Multiple post-1991 sources agree on the date when Stanislawa made her daring escape and started her long journey East: 1917, the year of the Bolshevik Revolution. However, it is easy to see why Soviet-era accounts either left out the date altogether or gave the much earlier (and far less probable) date of 1908. An escape in 1917 would not only disprove the existence of Sat Okh’s much older brother Tanto, featured prominently in his novels; more importantly, it would call into question Stanislawa’s sympathies towards the Bolsheviks.
Sat Okh has always maintained that his tribe had no use for calendars and that the only thing he knows for sure about his birthday is that it happened in spring. However, his earlier biographers generally stuck to either 1920 or 1922. In her 1958 statement, which coincided with the release of "The Land of Salt Rocks", Stanislawa claims that Sat Okh’s official birth certificate (which listed, as his birthplace, the above-mentioned village of Alekseevka; as his year of birth, 1925; and as his father, Leon Suplatowicz) was issued based on her testimony upon her return to Poland. She changed her son’s age and gave him her late husband’s name, she says, in order to avoid attracting too much attention when she enrolled the non-Polish-speaking, illiterate teenager in a parochial elementary school.

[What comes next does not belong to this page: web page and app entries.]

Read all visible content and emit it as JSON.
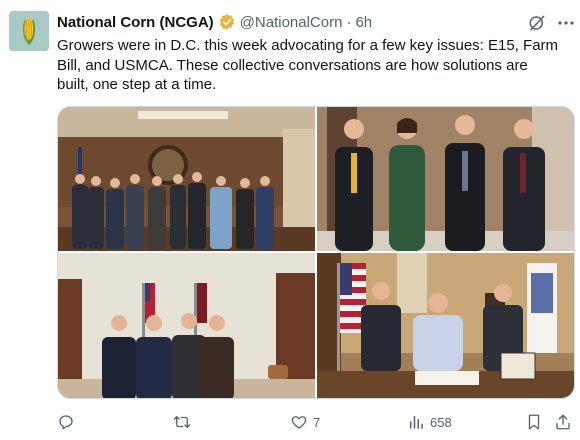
{
  "author": {
    "display_name": "National Corn (NCGA)",
    "handle": "@NationalCorn",
    "separator": "·",
    "time": "6h"
  },
  "post": {
    "text": "Growers were in D.C. this week advocating for a few key issues: E15, Farm Bill, and USMCA. These collective conversations are how solutions are built, one step at a time."
  },
  "media": {
    "photos": [
      {
        "name": "group-photo-conference-room"
      },
      {
        "name": "four-people-hallway"
      },
      {
        "name": "five-people-office"
      },
      {
        "name": "signing-at-desk"
      }
    ]
  },
  "actions": {
    "reply_count": "",
    "retweet_count": "",
    "like_count": "7",
    "views_count": "658"
  },
  "icons": {
    "verified": "verified-gold-badge-icon",
    "grok": "grok-icon",
    "more": "more-icon",
    "reply": "reply-icon",
    "retweet": "retweet-icon",
    "like": "like-icon",
    "views": "views-icon",
    "bookmark": "bookmark-icon",
    "share": "share-icon"
  },
  "colors": {
    "text": "#0f1419",
    "secondary": "#536471",
    "verified_gold": "#e8b339",
    "avatar_bg": "#a9c9c4"
  }
}
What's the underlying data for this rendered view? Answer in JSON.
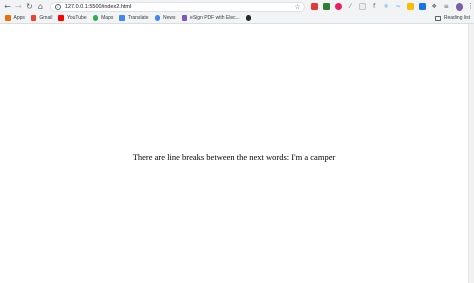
{
  "toolbar": {
    "url": "127.0.0.1:5500/index2.html",
    "back_icon": "arrow-left-icon",
    "forward_icon": "arrow-right-icon",
    "reload_icon": "reload-icon",
    "home_icon": "home-icon",
    "info_icon": "info-icon",
    "bookmark_star_icon": "star-icon",
    "menu_icon": "more-vertical-icon",
    "extensions": [
      {
        "name": "adblock-extension-icon",
        "color": "#e53935"
      },
      {
        "name": "green-extension-icon",
        "color": "#2e7d32"
      },
      {
        "name": "pink-extension-icon",
        "color": "#e91e63"
      },
      {
        "name": "dropper-extension-icon",
        "color": "#5f6368"
      },
      {
        "name": "blank-extension-icon",
        "color": "#bdbdbd"
      },
      {
        "name": "font-extension-icon",
        "color": "#5f6368"
      },
      {
        "name": "react-extension-icon",
        "color": "#1e88e5"
      },
      {
        "name": "wave-extension-icon",
        "color": "#1e88e5"
      },
      {
        "name": "drive-extension-icon",
        "color": "#fbbc04"
      },
      {
        "name": "blue-square-extension-icon",
        "color": "#1a73e8"
      },
      {
        "name": "puzzle-extensions-icon",
        "color": "#5f6368"
      },
      {
        "name": "media-extension-icon",
        "color": "#5f6368"
      }
    ]
  },
  "bookmarks": [
    {
      "label": "Apps",
      "icon": "apps-grid-icon",
      "color": "#e8710a"
    },
    {
      "label": "Gmail",
      "icon": "gmail-icon",
      "color": "#ea4335"
    },
    {
      "label": "YouTube",
      "icon": "youtube-icon",
      "color": "#ff0000"
    },
    {
      "label": "Maps",
      "icon": "maps-icon",
      "color": "#34a853"
    },
    {
      "label": "Translate",
      "icon": "translate-icon",
      "color": "#4285f4"
    },
    {
      "label": "News",
      "icon": "news-icon",
      "color": "#4285f4"
    },
    {
      "label": "eSign PDF with Elec...",
      "icon": "esign-icon",
      "color": "#7e57c2"
    }
  ],
  "bookmark_extra_icon": "github-icon",
  "reading_list": {
    "label": "Reading list",
    "icon": "reading-list-icon"
  },
  "page": {
    "text": "There are line breaks between the next words: I'm a camper"
  }
}
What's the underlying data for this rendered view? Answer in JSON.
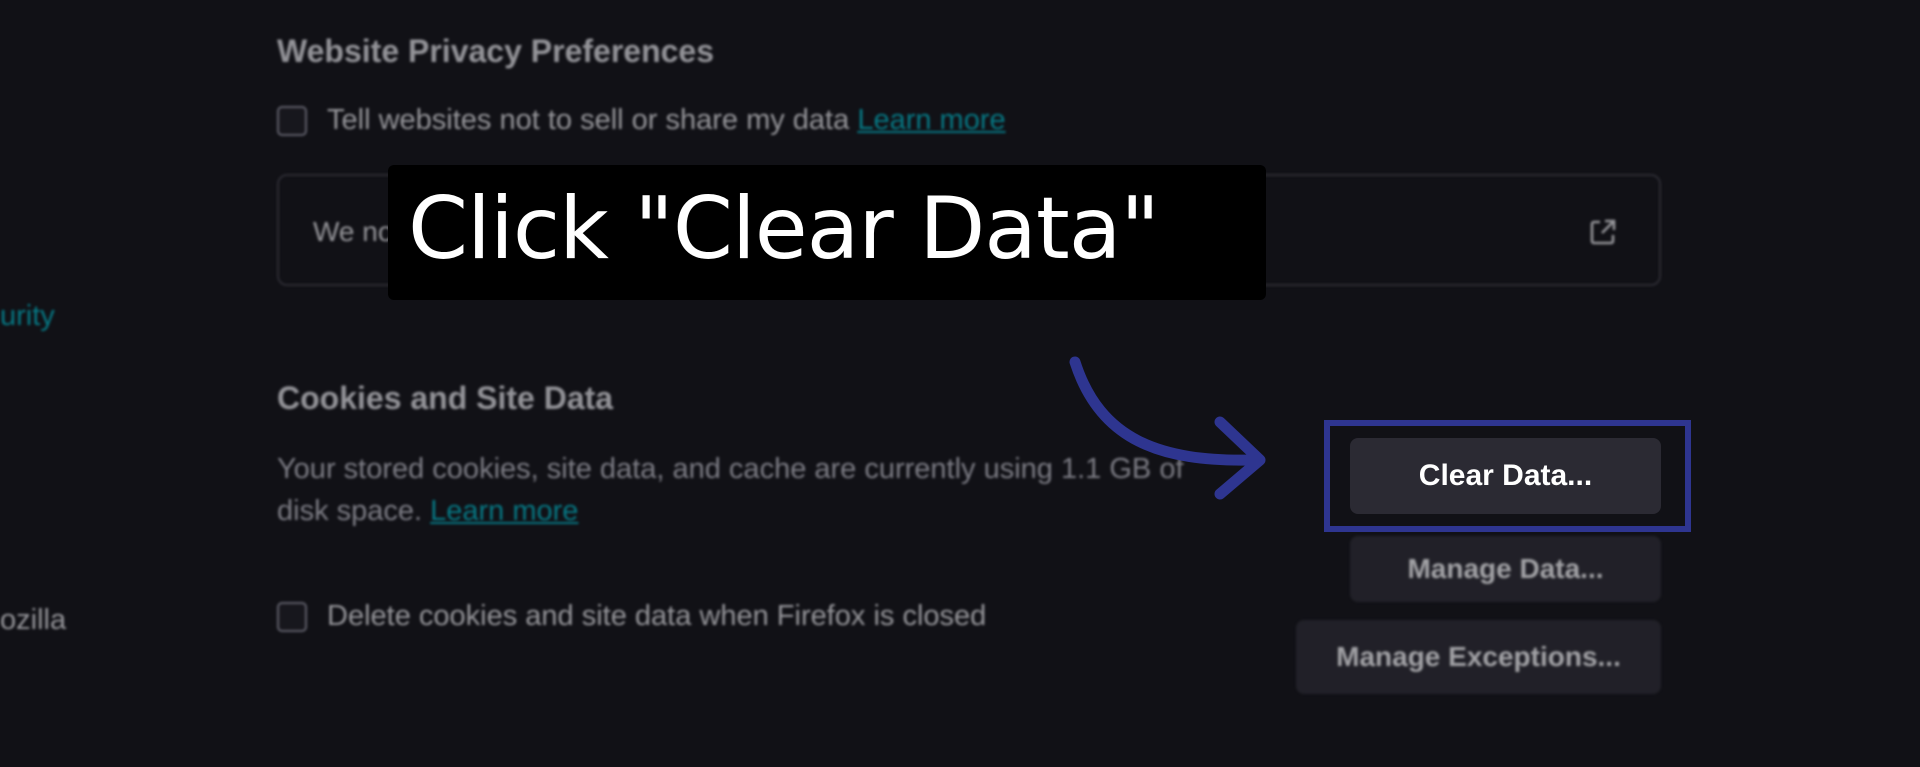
{
  "sidebar": {
    "security_label": "urity",
    "mozilla_label": "ozilla"
  },
  "privacy": {
    "title": "Website Privacy Preferences",
    "gpc_label": "Tell websites not to sell or share my data",
    "gpc_link": "Learn more",
    "notice_text": "We no"
  },
  "cookies": {
    "title": "Cookies and Site Data",
    "description": "Your stored cookies, site data, and cache are currently using 1.1 GB of",
    "description_line2": "disk space.",
    "learn_more": "Learn more",
    "delete_label": "Delete cookies and site data when Firefox is closed"
  },
  "buttons": {
    "clear_data": "Clear Data...",
    "manage_data": "Manage Data...",
    "manage_exceptions": "Manage Exceptions..."
  },
  "callout": {
    "text": "Click \"Clear Data\""
  },
  "colors": {
    "accent": "#00b6c6",
    "highlight": "#2e3590",
    "background": "#111116"
  },
  "icons": {
    "external_link": "external-link-icon",
    "arrow": "arrow-icon"
  }
}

Could the birth certificate have been genuine? Thousands of Poles were left stranded in Siberia after 1917. Some managed to make their way home through Russia in the midst of a civil war. Others traveled to China and languished in Shanghai, waiting for Polish government and charitable organizations to provide passage. [S] Some were helped by the Japanese. [JP] Finally, in 1924, a treaty was signed between Poland and Soviet Russia which allowed those remaining in Siberia to return legally to their homeland. [S] Were Stanislawa Suplatowicz and her son among them?